This volume in the American Antiquarian Cookbook Collection, published in New York in 1870, recommended a diet of simple, natural foods consisting almost exclusively of grains, fruits, and vegetables, a return to the more virtuous eating habits of earlier American history that might have been written today.
Cowan’s earlier works dealt with sexual hygiene and the evils of tobacco, but in What to Eat, and How to Cook It he turned to diet. Food and culinary practice had become more complex in American middle-class society by 1870, and Cowan’s cookbook blasted his countrymen for eating “conglomerate mixtures,” ingredients “mixed in all shapes, in all measures, and under all conditions.” He believed that overly manipulated, processed foods led to a “clogged brain” and a “sickly and unenjoyable life.” His conclusion was that, “To live a sweet healthy life implies the use of simple, nutritious food, cooked in a plain, simple manner, and as nearly in its natural relations as possible.”
What to Eat, and How to Cook It is an almost exclusively vegetarian cookbook that advocates natural foods consisting mostly of grains, fruits, and vegetables, very simply prepared. Although lean roast beef is permitted in moderation, the list of banned foods is long and sobering: salt, spices, vinegar, tea, coffee, chocolate, fat, virtually all meats, and above all fish. Milk, butter, and cheese are considered “abnormal,” but are allowed in some of the simple recipes. In addition to chapters on many grains, vegetables, and fruits, the book contains sections on food and drink for the sick, water, rules for eating, food not to eat, poisons in daily use, and preserving fruits and vegetables. The book also contains the first known recipe for frying green tomatoes, following the suggestion by New England farmers that this was a use for the many green tomatoes that remained on the vine after the first frost.

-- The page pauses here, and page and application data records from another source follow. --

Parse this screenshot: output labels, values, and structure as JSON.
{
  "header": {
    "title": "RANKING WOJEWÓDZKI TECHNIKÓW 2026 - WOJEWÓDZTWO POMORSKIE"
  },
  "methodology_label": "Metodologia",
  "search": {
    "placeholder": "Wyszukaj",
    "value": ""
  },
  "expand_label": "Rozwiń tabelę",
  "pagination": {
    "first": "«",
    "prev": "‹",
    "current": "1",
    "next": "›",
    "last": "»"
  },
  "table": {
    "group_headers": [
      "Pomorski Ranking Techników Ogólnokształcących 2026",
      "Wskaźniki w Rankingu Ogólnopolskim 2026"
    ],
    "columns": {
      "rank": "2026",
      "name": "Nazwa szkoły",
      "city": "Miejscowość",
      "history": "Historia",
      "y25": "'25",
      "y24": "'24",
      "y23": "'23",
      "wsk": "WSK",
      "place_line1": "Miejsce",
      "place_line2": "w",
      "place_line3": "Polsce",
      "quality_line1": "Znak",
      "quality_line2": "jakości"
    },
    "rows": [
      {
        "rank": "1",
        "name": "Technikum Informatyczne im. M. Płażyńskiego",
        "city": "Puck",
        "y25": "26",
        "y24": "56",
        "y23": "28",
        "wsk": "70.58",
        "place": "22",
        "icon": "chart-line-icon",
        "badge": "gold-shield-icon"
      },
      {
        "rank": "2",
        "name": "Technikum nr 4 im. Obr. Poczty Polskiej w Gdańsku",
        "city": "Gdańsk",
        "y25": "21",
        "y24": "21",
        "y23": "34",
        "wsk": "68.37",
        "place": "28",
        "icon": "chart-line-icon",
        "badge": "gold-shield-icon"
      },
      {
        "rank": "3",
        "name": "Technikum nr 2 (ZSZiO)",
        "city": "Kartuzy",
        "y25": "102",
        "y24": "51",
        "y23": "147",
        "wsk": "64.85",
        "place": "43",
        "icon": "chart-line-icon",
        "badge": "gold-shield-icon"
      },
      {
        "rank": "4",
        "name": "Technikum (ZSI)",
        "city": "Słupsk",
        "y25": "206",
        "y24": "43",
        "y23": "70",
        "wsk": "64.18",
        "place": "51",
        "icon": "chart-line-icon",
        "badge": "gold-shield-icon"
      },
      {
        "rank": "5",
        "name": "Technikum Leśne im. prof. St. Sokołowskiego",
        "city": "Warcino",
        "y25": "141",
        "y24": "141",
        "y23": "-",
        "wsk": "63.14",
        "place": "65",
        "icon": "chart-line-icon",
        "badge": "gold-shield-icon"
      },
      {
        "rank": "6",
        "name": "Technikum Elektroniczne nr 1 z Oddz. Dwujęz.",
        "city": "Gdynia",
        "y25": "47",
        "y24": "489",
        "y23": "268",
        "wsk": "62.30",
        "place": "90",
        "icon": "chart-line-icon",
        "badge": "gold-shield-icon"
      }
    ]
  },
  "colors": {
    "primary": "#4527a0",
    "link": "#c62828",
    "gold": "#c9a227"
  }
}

This edition of What to Eat, and How to Cook It was reproduced by permission from the volume in the collection of the American Antiquarian Society, Worcester, Massachusetts. Founded in 1812 by Isaiah Thomas, a Revolutionary War patriot and successful printer and publisher, the society is a research library documenting the lives of Americans from the colonial era through 1876. The society collects, preserves, and makes available as complete a record as possible of the printed materials from the early American experience. The cookbook collection comprises approximately 1,100 volumes.